::: Source material :::
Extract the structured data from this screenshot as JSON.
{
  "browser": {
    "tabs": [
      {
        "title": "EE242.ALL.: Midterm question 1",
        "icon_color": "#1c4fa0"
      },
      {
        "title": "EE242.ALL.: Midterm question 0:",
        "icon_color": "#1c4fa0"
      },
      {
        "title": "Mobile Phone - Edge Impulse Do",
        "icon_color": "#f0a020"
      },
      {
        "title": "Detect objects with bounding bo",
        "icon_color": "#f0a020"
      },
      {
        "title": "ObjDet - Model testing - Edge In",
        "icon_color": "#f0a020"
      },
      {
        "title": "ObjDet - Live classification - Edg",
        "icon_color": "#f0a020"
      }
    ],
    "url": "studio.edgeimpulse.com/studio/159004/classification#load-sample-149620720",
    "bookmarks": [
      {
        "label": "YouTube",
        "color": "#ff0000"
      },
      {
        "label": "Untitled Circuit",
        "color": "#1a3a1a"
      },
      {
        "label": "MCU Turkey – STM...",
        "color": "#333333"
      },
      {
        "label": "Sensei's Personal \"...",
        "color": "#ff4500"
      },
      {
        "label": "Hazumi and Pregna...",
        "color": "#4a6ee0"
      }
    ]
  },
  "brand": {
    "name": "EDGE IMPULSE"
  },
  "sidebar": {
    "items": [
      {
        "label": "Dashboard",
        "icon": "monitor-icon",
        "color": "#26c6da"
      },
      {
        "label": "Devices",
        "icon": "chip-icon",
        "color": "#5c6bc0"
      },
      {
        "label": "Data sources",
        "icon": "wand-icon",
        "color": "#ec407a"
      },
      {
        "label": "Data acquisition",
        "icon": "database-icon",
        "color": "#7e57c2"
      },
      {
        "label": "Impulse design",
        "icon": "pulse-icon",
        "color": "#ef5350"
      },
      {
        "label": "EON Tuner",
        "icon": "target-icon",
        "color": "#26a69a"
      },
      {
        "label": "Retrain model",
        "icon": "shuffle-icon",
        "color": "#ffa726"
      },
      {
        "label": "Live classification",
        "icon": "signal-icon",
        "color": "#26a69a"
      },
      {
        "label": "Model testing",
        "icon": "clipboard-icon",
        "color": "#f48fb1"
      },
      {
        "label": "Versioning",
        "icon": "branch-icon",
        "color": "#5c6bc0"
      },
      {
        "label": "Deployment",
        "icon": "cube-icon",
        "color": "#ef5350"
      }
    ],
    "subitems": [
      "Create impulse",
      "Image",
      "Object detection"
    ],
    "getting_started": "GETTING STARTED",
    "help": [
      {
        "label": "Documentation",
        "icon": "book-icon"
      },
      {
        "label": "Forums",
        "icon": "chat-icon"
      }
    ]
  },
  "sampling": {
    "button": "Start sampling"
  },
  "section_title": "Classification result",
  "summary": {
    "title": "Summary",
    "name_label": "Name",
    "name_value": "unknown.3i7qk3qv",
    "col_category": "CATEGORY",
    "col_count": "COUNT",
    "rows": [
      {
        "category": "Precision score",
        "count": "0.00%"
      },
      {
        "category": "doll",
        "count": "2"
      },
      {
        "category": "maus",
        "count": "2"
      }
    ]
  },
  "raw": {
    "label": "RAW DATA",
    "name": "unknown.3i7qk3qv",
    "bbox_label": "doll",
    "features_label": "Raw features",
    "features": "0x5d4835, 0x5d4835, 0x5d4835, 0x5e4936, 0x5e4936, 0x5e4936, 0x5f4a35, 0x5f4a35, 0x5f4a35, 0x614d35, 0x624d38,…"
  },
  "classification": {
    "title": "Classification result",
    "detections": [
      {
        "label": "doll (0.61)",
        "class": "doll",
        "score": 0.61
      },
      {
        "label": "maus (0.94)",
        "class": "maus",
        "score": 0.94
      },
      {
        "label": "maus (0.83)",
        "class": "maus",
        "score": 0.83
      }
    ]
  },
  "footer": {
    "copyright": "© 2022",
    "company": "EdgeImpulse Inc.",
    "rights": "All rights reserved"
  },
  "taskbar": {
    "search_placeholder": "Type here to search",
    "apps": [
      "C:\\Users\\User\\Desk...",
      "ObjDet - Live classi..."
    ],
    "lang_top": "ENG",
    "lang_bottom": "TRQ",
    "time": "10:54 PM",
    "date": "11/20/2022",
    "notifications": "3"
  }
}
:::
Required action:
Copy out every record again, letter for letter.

Response:
Extract the structured data from this screenshot as JSON.
{
  "browser": {
    "tabs": [
      {
        "title": "EE242.ALL.: Midterm question 1",
        "icon_color": "#1c4fa0"
      },
      {
        "title": "EE242.ALL.: Midterm question 0:",
        "icon_color": "#1c4fa0"
      },
      {
        "title": "Mobile Phone - Edge Impulse Do",
        "icon_color": "#f0a020"
      },
      {
        "title": "Detect objects with bounding bo",
        "icon_color": "#f0a020"
      },
      {
        "title": "ObjDet - Model testing - Edge In",
        "icon_color": "#f0a020"
      },
      {
        "title": "ObjDet - Live classification - Edg",
        "icon_color": "#f0a020"
      }
    ],
    "url": "studio.edgeimpulse.com/studio/159004/classification#load-sample-149620720",
    "bookmarks": [
      {
        "label": "YouTube",
        "color": "#ff0000"
      },
      {
        "label": "Untitled Circuit",
        "color": "#1a3a1a"
      },
      {
        "label": "MCU Turkey – STM...",
        "color": "#333333"
      },
      {
        "label": "Sensei's Personal \"...",
        "color": "#ff4500"
      },
      {
        "label": "Hazumi and Pregna...",
        "color": "#4a6ee0"
      }
    ]
  },
  "brand": {
    "name": "EDGE IMPULSE"
  },
  "sidebar": {
    "items": [
      {
        "label": "Dashboard",
        "icon": "monitor-icon",
        "color": "#26c6da"
      },
      {
        "label": "Devices",
        "icon": "chip-icon",
        "color": "#5c6bc0"
      },
      {
        "label": "Data sources",
        "icon": "wand-icon",
        "color": "#ec407a"
      },
      {
        "label": "Data acquisition",
        "icon": "database-icon",
        "color": "#7e57c2"
      },
      {
        "label": "Impulse design",
        "icon": "pulse-icon",
        "color": "#ef5350"
      },
      {
        "label": "EON Tuner",
        "icon": "target-icon",
        "color": "#26a69a"
      },
      {
        "label": "Retrain model",
        "icon": "shuffle-icon",
        "color": "#ffa726"
      },
      {
        "label": "Live classification",
        "icon": "signal-icon",
        "color": "#26a69a"
      },
      {
        "label": "Model testing",
        "icon": "clipboard-icon",
        "color": "#f48fb1"
      },
      {
        "label": "Versioning",
        "icon": "branch-icon",
        "color": "#5c6bc0"
      },
      {
        "label": "Deployment",
        "icon": "cube-icon",
        "color": "#ef5350"
      }
    ],
    "subitems": [
      "Create impulse",
      "Image",
      "Object detection"
    ],
    "getting_started": "GETTING STARTED",
    "help": [
      {
        "label": "Documentation",
        "icon": "book-icon"
      },
      {
        "label": "Forums",
        "icon": "chat-icon"
      }
    ]
  },
  "sampling": {
    "button": "Start sampling"
  },
  "section_title": "Classification result",
  "summary": {
    "title": "Summary",
    "name_label": "Name",
    "name_value": "unknown.3i7qk3qv",
    "col_category": "CATEGORY",
    "col_count": "COUNT",
    "rows": [
      {
        "category": "Precision score",
        "count": "0.00%"
      },
      {
        "category": "doll",
        "count": "2"
      },
      {
        "category": "maus",
        "count": "2"
      }
    ]
  },
  "raw": {
    "label": "RAW DATA",
    "name": "unknown.3i7qk3qv",
    "bbox_label": "doll",
    "features_label": "Raw features",
    "features": "0x5d4835, 0x5d4835, 0x5d4835, 0x5e4936, 0x5e4936, 0x5e4936, 0x5f4a35, 0x5f4a35, 0x5f4a35, 0x614d35, 0x624d38,…"
  },
  "classification": {
    "title": "Classification result",
    "detections": [
      {
        "label": "doll (0.61)",
        "class": "doll",
        "score": 0.61
      },
      {
        "label": "maus (0.94)",
        "class": "maus",
        "score": 0.94
      },
      {
        "label": "maus (0.83)",
        "class": "maus",
        "score": 0.83
      }
    ]
  },
  "footer": {
    "copyright": "© 2022",
    "company": "EdgeImpulse Inc.",
    "rights": "All rights reserved"
  },
  "taskbar": {
    "search_placeholder": "Type here to search",
    "apps": [
      "C:\\Users\\User\\Desk...",
      "ObjDet - Live classi..."
    ],
    "lang_top": "ENG",
    "lang_bottom": "TRQ",
    "time": "10:54 PM",
    "date": "11/20/2022",
    "notifications": "3"
  }
}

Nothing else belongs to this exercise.